The Backstory of My Book

In the 1940s and 50s when I was growing up, my mother suffered from major depressive disorder. In those years the medical community did little to educate patients or their families.

“Families – especially immigrant families such as mine — were left to suffer in silence and shame, not knowing where to turn for answers or options.”

The curtain to what was the so-called “normal” for my family and others is certainly lifting. However, there are still communities and religious sects that adhere to the belief that problems in any family should stay within the family. Despite the fact that there has been a paradigm shift in de-stigmatizing illnesses in general, mental illness hits too close to home for many people in today’s world. With an ever increasing number of teen suicides and mentally ill adults who are being incarcerated instead of hospitalized, we still need considerable funding for research to better understand how to diagnose and treat patients. Throughout the world –not just in America – there is an urgent need to know how to better identify unusual or aberrant behavior and then be able to offer appropriate treatment for those who are suffering and for their families.

Further scientific research is needed to help families identify mental illness even in young children and in all socio-economic groups. Treatment centers and hospitals should be available for those in need.

In addition, pediatricians, teachers, and social workers must all be trained to recognize the signs and symptoms that children who are living in the midst of chaos exhibit in their behavior. Professionals should be able to recognize even subtle signs and then take action to intervene and advocate for those children to receive help.

Although mentors and significant non-professional adults can also be very helpful, I’ve always believed that a psychotherapeutic relationship with a skilled therapist is the best course in the SELF.  It is a safe place to get in touch with one’s strengths and to better understand patterns of behavior that have been destructive or unhelpful. It’s also the best way to become unstuck, to move forward with hope and strength.

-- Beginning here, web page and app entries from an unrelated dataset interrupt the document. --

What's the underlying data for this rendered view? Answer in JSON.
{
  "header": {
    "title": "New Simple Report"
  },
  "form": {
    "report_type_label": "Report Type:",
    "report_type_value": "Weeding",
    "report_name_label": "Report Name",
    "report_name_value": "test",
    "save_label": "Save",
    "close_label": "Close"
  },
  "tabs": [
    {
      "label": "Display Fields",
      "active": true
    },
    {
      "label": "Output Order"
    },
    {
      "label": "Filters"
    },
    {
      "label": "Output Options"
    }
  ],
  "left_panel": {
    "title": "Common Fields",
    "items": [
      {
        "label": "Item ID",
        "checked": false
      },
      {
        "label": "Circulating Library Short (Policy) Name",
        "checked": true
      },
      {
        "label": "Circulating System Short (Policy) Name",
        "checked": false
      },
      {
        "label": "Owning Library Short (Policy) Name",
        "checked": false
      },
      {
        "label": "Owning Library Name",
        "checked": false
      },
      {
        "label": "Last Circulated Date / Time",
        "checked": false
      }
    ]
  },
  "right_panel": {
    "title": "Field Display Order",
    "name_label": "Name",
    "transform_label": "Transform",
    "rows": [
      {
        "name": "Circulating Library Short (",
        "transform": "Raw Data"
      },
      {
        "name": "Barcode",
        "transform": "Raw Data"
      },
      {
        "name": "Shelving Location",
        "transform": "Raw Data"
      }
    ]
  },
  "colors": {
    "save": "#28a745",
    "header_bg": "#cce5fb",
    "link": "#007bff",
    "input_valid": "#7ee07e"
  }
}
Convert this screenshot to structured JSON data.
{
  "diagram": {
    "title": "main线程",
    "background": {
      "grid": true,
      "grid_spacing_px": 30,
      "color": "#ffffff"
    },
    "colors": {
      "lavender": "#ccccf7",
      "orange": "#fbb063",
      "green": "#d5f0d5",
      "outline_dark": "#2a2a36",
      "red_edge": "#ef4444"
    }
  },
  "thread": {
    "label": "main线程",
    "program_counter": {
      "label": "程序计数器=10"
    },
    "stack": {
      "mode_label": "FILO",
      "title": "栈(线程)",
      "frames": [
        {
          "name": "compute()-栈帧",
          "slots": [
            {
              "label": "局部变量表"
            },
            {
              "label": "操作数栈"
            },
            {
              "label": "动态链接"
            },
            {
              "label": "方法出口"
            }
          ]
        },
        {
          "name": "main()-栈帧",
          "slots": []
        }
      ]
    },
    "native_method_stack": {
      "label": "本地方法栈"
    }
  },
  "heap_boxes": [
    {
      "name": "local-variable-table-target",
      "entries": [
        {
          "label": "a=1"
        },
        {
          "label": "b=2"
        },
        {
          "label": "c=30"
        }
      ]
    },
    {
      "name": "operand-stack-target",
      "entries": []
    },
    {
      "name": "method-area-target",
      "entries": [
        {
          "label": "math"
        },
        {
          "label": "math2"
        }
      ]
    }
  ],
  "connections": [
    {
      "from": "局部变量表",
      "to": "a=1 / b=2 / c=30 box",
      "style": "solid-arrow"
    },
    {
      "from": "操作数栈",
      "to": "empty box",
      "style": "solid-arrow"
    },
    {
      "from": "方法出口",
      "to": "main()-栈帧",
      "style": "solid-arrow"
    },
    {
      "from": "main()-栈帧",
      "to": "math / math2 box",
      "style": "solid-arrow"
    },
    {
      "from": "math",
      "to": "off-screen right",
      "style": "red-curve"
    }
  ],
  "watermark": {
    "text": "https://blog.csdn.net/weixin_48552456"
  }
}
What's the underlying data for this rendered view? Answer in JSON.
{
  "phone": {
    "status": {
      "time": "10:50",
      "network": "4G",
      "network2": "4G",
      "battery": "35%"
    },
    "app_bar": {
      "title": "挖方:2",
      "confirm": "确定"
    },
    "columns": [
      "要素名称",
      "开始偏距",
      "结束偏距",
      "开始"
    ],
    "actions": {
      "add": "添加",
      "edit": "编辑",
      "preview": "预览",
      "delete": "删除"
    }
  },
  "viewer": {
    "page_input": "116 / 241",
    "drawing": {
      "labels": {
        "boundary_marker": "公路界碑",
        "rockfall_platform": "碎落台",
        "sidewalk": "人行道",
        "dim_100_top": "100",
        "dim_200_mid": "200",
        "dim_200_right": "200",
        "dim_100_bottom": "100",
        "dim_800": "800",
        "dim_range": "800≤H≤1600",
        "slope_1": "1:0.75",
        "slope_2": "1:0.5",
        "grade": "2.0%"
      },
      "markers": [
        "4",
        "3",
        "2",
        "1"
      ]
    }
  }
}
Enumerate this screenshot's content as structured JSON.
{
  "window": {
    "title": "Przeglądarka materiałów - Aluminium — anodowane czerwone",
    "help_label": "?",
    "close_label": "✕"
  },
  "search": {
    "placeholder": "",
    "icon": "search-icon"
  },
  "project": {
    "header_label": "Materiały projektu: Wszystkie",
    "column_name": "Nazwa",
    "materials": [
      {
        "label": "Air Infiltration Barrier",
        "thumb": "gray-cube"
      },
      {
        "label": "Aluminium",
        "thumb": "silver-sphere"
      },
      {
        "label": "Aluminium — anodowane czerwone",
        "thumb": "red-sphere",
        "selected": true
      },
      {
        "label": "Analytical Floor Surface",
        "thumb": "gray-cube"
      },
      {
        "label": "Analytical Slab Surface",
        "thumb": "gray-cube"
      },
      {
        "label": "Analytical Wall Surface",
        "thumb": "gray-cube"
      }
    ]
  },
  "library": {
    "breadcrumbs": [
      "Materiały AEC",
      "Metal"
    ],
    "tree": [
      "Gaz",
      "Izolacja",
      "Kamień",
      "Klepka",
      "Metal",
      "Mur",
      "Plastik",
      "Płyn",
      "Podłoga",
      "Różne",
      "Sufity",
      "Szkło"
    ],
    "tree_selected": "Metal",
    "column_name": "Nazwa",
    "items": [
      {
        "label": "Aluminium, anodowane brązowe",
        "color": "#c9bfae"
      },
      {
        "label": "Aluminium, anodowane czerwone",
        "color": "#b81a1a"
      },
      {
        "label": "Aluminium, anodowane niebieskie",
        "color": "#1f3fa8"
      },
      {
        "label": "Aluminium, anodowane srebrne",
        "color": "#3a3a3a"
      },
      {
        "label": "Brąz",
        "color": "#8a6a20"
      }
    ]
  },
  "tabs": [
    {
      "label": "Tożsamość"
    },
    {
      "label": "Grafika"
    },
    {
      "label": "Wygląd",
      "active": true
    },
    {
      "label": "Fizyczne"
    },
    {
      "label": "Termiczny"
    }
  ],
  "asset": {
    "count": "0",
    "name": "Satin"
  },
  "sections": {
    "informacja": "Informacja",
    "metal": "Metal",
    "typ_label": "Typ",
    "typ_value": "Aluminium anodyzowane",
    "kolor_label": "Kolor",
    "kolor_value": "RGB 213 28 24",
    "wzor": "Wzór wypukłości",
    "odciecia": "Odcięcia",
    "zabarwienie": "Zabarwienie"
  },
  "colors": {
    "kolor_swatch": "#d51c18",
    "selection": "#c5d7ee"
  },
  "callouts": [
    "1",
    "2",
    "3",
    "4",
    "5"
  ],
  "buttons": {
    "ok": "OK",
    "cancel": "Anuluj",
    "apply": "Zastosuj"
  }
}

From the feedback I’ve received both from professional reviewers and readers from here and abroad, my story is giving others hope that they, too, can help lift the curtain of shame from any aspect of their life that has trapped them into a victim’s position where they were unable to know all the parts of themselves or to value all their God-given gifts beyond their pain.

I did not write the story of my personal survival to relate only to adult children of the mentally ill. I think that most readers are able to use what I’ve experienced to help them understand, identify, and empathize with any dysfunctional situation in their own lives or the lives of others.

Those in the professional community of therapists, social workers, and psychologists are claiming to benefit from what I share about processing years of trauma by examining them through the lens of time and with the help of skilled professionals. Gaining inspiration and the ability to forgive without forgetting is never easy. However, it is my hope that in my search for ways to face a reality that was never acknowledged, I am encouraging others to succeed in finding ways to feel more at peace as they cope with whatever obstacles have blocked their path to healing.

I’d also like to believe that in sharing my family’s story, it will speak to all immigrants attempting to adjust to a new world, learning a new language, and struggling to be American in an America that often does not understand their plight or their pain. I also hope to reach all families that lived with or are living with unanswered questions about a family member’s illness and have seen a sibling or a parent as I saw my mother when I wasn’t even of school age.  I hope that as readers relate to my story, it will resonate with them, and take them to new places of healing.

“Her face would change beyond recognition and all that Father would say was, ‘Your mother, she’s not herself.’ Perhaps he hadn’t the words to explain her illness to himself, let alone a child of five. Yet, if she wasn’t herself, who was she?”

I trust that readers will find the courage to take secrets out of their family’s closet and reach out for help to conquer their personal demons. Suffering alone  without explanations is no way to live. Finding strength and learning to move beyond the darkness of trauma into the light of healing is a true gift, one that each of us deserves.